(Records from a dataset)
········

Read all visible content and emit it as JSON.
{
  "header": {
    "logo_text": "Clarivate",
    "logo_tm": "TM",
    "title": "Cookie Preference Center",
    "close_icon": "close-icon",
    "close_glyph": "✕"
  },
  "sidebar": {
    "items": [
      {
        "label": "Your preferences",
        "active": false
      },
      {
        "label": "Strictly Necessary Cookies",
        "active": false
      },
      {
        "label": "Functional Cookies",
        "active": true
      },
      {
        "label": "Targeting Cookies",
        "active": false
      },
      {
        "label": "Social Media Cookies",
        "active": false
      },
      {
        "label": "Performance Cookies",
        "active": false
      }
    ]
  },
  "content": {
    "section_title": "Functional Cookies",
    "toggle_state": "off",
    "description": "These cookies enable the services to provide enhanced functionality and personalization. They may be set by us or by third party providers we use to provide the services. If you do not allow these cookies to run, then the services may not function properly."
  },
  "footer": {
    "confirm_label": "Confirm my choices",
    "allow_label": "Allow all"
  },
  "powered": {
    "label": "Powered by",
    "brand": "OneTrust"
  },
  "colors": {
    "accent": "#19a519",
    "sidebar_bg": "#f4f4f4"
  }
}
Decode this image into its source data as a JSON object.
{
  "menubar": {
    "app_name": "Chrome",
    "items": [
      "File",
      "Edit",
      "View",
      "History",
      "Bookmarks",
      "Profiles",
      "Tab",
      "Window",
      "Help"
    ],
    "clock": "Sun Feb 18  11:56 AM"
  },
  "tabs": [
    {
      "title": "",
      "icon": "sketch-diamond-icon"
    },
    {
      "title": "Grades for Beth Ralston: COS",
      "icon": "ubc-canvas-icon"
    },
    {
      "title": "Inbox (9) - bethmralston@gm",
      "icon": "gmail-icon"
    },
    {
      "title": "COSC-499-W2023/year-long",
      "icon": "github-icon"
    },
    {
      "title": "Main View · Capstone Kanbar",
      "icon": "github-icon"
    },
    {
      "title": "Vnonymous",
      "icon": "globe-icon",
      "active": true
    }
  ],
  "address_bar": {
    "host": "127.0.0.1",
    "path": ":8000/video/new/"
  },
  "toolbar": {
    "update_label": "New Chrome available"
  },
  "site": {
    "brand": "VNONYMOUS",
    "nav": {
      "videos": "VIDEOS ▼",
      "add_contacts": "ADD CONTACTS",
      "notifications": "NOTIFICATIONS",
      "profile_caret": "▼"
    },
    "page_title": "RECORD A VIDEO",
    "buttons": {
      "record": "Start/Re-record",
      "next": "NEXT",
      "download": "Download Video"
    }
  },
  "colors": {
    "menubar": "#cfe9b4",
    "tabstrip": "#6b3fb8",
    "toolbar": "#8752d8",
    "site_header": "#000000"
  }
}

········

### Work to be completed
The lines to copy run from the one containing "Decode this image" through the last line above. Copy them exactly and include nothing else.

### Response
Decode this image into its source data as a JSON object.
{
  "menubar": {
    "app_name": "Chrome",
    "items": [
      "File",
      "Edit",
      "View",
      "History",
      "Bookmarks",
      "Profiles",
      "Tab",
      "Window",
      "Help"
    ],
    "clock": "Sun Feb 18  11:56 AM"
  },
  "tabs": [
    {
      "title": "",
      "icon": "sketch-diamond-icon"
    },
    {
      "title": "Grades for Beth Ralston: COS",
      "icon": "ubc-canvas-icon"
    },
    {
      "title": "Inbox (9) - bethmralston@gm",
      "icon": "gmail-icon"
    },
    {
      "title": "COSC-499-W2023/year-long",
      "icon": "github-icon"
    },
    {
      "title": "Main View · Capstone Kanbar",
      "icon": "github-icon"
    },
    {
      "title": "Vnonymous",
      "icon": "globe-icon",
      "active": true
    }
  ],
  "address_bar": {
    "host": "127.0.0.1",
    "path": ":8000/video/new/"
  },
  "toolbar": {
    "update_label": "New Chrome available"
  },
  "site": {
    "brand": "VNONYMOUS",
    "nav": {
      "videos": "VIDEOS ▼",
      "add_contacts": "ADD CONTACTS",
      "notifications": "NOTIFICATIONS",
      "profile_caret": "▼"
    },
    "page_title": "RECORD A VIDEO",
    "buttons": {
      "record": "Start/Re-record",
      "next": "NEXT",
      "download": "Download Video"
    }
  },
  "colors": {
    "menubar": "#cfe9b4",
    "tabstrip": "#6b3fb8",
    "toolbar": "#8752d8",
    "site_header": "#000000"
  }
}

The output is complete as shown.